▶ _Records for processing_:
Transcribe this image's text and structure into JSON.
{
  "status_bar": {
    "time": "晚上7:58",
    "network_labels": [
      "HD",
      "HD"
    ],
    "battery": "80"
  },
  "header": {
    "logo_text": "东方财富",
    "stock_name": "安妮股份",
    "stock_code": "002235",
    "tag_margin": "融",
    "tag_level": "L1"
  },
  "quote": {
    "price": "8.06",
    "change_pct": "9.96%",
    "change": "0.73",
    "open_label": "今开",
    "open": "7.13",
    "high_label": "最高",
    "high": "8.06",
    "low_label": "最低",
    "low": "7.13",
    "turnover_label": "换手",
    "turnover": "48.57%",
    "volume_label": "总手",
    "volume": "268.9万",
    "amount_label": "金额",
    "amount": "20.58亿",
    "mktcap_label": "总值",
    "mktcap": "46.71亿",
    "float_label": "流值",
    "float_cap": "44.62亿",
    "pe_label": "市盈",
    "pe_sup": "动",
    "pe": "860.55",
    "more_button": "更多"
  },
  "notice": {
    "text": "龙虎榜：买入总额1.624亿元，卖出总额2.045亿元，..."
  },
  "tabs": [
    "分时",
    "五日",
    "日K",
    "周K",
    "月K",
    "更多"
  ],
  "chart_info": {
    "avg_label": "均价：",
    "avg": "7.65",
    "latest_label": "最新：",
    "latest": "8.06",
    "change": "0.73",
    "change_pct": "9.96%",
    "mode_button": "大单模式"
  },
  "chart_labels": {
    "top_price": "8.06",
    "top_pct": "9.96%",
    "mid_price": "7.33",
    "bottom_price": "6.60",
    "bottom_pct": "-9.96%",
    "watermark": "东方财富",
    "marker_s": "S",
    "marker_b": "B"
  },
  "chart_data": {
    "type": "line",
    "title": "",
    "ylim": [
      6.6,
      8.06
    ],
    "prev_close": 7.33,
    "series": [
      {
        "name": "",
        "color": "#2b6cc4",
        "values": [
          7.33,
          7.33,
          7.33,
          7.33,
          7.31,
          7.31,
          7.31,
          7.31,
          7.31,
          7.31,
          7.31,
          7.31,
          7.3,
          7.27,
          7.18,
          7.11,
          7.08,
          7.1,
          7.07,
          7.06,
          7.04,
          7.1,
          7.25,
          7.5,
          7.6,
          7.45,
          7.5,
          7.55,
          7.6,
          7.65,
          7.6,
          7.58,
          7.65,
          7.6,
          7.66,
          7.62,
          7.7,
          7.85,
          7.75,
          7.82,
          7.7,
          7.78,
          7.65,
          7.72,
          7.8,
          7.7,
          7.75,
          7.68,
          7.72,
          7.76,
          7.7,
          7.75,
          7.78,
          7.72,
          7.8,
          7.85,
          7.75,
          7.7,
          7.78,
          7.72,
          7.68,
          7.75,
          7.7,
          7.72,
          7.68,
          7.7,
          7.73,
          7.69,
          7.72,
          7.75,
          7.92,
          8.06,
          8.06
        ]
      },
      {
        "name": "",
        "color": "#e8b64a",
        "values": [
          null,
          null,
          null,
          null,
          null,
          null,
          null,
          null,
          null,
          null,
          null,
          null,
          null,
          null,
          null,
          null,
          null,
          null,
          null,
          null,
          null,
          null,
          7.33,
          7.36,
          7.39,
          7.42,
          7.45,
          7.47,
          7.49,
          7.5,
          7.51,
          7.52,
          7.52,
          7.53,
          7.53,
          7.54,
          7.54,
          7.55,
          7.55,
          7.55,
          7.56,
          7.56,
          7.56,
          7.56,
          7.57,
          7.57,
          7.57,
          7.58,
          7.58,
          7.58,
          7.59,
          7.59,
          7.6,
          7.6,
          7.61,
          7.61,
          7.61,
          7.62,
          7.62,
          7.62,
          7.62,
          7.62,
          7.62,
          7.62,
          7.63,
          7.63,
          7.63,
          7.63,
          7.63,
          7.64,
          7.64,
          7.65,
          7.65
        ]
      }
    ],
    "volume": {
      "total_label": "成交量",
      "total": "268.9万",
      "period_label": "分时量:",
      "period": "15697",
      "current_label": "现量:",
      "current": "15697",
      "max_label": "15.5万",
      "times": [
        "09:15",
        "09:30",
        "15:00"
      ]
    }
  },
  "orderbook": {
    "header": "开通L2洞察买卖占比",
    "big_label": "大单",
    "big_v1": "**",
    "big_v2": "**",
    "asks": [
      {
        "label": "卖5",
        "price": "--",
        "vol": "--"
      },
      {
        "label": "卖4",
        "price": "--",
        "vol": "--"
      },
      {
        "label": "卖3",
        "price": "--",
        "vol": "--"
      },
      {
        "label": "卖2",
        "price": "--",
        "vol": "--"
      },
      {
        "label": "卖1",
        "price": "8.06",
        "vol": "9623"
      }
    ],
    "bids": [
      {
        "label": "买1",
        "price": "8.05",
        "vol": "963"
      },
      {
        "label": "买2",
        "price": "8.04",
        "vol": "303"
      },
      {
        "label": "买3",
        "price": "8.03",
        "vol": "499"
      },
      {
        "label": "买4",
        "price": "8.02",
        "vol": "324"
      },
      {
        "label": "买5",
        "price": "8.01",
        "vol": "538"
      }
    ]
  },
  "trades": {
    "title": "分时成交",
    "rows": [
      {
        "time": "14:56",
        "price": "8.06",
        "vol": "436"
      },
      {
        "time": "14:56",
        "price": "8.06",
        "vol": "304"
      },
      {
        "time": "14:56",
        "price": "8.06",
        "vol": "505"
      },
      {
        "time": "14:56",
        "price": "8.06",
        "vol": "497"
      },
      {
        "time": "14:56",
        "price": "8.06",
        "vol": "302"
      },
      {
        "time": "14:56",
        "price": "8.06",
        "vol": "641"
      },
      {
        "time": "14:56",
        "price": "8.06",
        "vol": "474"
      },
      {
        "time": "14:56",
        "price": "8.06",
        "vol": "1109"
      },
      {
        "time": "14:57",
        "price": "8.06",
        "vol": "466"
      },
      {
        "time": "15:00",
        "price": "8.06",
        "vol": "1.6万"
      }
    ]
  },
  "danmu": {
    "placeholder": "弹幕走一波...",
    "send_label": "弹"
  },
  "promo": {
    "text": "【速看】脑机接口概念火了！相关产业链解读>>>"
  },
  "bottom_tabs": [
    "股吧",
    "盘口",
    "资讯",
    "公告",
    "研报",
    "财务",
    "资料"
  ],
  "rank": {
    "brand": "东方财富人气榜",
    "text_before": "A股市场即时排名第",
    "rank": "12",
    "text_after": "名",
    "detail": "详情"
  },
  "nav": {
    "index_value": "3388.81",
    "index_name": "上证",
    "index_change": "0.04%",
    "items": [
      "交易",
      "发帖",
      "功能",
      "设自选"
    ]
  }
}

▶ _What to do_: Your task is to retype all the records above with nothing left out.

▶ _Exercise result_:
Transcribe this image's text and structure into JSON.
{
  "status_bar": {
    "time": "晚上7:58",
    "network_labels": [
      "HD",
      "HD"
    ],
    "battery": "80"
  },
  "header": {
    "logo_text": "东方财富",
    "stock_name": "安妮股份",
    "stock_code": "002235",
    "tag_margin": "融",
    "tag_level": "L1"
  },
  "quote": {
    "price": "8.06",
    "change_pct": "9.96%",
    "change": "0.73",
    "open_label": "今开",
    "open": "7.13",
    "high_label": "最高",
    "high": "8.06",
    "low_label": "最低",
    "low": "7.13",
    "turnover_label": "换手",
    "turnover": "48.57%",
    "volume_label": "总手",
    "volume": "268.9万",
    "amount_label": "金额",
    "amount": "20.58亿",
    "mktcap_label": "总值",
    "mktcap": "46.71亿",
    "float_label": "流值",
    "float_cap": "44.62亿",
    "pe_label": "市盈",
    "pe_sup": "动",
    "pe": "860.55",
    "more_button": "更多"
  },
  "notice": {
    "text": "龙虎榜：买入总额1.624亿元，卖出总额2.045亿元，..."
  },
  "tabs": [
    "分时",
    "五日",
    "日K",
    "周K",
    "月K",
    "更多"
  ],
  "chart_info": {
    "avg_label": "均价：",
    "avg": "7.65",
    "latest_label": "最新：",
    "latest": "8.06",
    "change": "0.73",
    "change_pct": "9.96%",
    "mode_button": "大单模式"
  },
  "chart_labels": {
    "top_price": "8.06",
    "top_pct": "9.96%",
    "mid_price": "7.33",
    "bottom_price": "6.60",
    "bottom_pct": "-9.96%",
    "watermark": "东方财富",
    "marker_s": "S",
    "marker_b": "B"
  },
  "chart_data": {
    "type": "line",
    "title": "",
    "ylim": [
      6.6,
      8.06
    ],
    "prev_close": 7.33,
    "series": [
      {
        "name": "",
        "color": "#2b6cc4",
        "values": [
          7.33,
          7.33,
          7.33,
          7.33,
          7.31,
          7.31,
          7.31,
          7.31,
          7.31,
          7.31,
          7.31,
          7.31,
          7.3,
          7.27,
          7.18,
          7.11,
          7.08,
          7.1,
          7.07,
          7.06,
          7.04,
          7.1,
          7.25,
          7.5,
          7.6,
          7.45,
          7.5,
          7.55,
          7.6,
          7.65,
          7.6,
          7.58,
          7.65,
          7.6,
          7.66,
          7.62,
          7.7,
          7.85,
          7.75,
          7.82,
          7.7,
          7.78,
          7.65,
          7.72,
          7.8,
          7.7,
          7.75,
          7.68,
          7.72,
          7.76,
          7.7,
          7.75,
          7.78,
          7.72,
          7.8,
          7.85,
          7.75,
          7.7,
          7.78,
          7.72,
          7.68,
          7.75,
          7.7,
          7.72,
          7.68,
          7.7,
          7.73,
          7.69,
          7.72,
          7.75,
          7.92,
          8.06,
          8.06
        ]
      },
      {
        "name": "",
        "color": "#e8b64a",
        "values": [
          null,
          null,
          null,
          null,
          null,
          null,
          null,
          null,
          null,
          null,
          null,
          null,
          null,
          null,
          null,
          null,
          null,
          null,
          null,
          null,
          null,
          null,
          7.33,
          7.36,
          7.39,
          7.42,
          7.45,
          7.47,
          7.49,
          7.5,
          7.51,
          7.52,
          7.52,
          7.53,
          7.53,
          7.54,
          7.54,
          7.55,
          7.55,
          7.55,
          7.56,
          7.56,
          7.56,
          7.56,
          7.57,
          7.57,
          7.57,
          7.58,
          7.58,
          7.58,
          7.59,
          7.59,
          7.6,
          7.6,
          7.61,
          7.61,
          7.61,
          7.62,
          7.62,
          7.62,
          7.62,
          7.62,
          7.62,
          7.62,
          7.63,
          7.63,
          7.63,
          7.63,
          7.63,
          7.64,
          7.64,
          7.65,
          7.65
        ]
      }
    ],
    "volume": {
      "total_label": "成交量",
      "total": "268.9万",
      "period_label": "分时量:",
      "period": "15697",
      "current_label": "现量:",
      "current": "15697",
      "max_label": "15.5万",
      "times": [
        "09:15",
        "09:30",
        "15:00"
      ]
    }
  },
  "orderbook": {
    "header": "开通L2洞察买卖占比",
    "big_label": "大单",
    "big_v1": "**",
    "big_v2": "**",
    "asks": [
      {
        "label": "卖5",
        "price": "--",
        "vol": "--"
      },
      {
        "label": "卖4",
        "price": "--",
        "vol": "--"
      },
      {
        "label": "卖3",
        "price": "--",
        "vol": "--"
      },
      {
        "label": "卖2",
        "price": "--",
        "vol": "--"
      },
      {
        "label": "卖1",
        "price": "8.06",
        "vol": "9623"
      }
    ],
    "bids": [
      {
        "label": "买1",
        "price": "8.05",
        "vol": "963"
      },
      {
        "label": "买2",
        "price": "8.04",
        "vol": "303"
      },
      {
        "label": "买3",
        "price": "8.03",
        "vol": "499"
      },
      {
        "label": "买4",
        "price": "8.02",
        "vol": "324"
      },
      {
        "label": "买5",
        "price": "8.01",
        "vol": "538"
      }
    ]
  },
  "trades": {
    "title": "分时成交",
    "rows": [
      {
        "time": "14:56",
        "price": "8.06",
        "vol": "436"
      },
      {
        "time": "14:56",
        "price": "8.06",
        "vol": "304"
      },
      {
        "time": "14:56",
        "price": "8.06",
        "vol": "505"
      },
      {
        "time": "14:56",
        "price": "8.06",
        "vol": "497"
      },
      {
        "time": "14:56",
        "price": "8.06",
        "vol": "302"
      },
      {
        "time": "14:56",
        "price": "8.06",
        "vol": "641"
      },
      {
        "time": "14:56",
        "price": "8.06",
        "vol": "474"
      },
      {
        "time": "14:56",
        "price": "8.06",
        "vol": "1109"
      },
      {
        "time": "14:57",
        "price": "8.06",
        "vol": "466"
      },
      {
        "time": "15:00",
        "price": "8.06",
        "vol": "1.6万"
      }
    ]
  },
  "danmu": {
    "placeholder": "弹幕走一波...",
    "send_label": "弹"
  },
  "promo": {
    "text": "【速看】脑机接口概念火了！相关产业链解读>>>"
  },
  "bottom_tabs": [
    "股吧",
    "盘口",
    "资讯",
    "公告",
    "研报",
    "财务",
    "资料"
  ],
  "rank": {
    "brand": "东方财富人气榜",
    "text_before": "A股市场即时排名第",
    "rank": "12",
    "text_after": "名",
    "detail": "详情"
  },
  "nav": {
    "index_value": "3388.81",
    "index_name": "上证",
    "index_change": "0.04%",
    "items": [
      "交易",
      "发帖",
      "功能",
      "设自选"
    ]
  }
}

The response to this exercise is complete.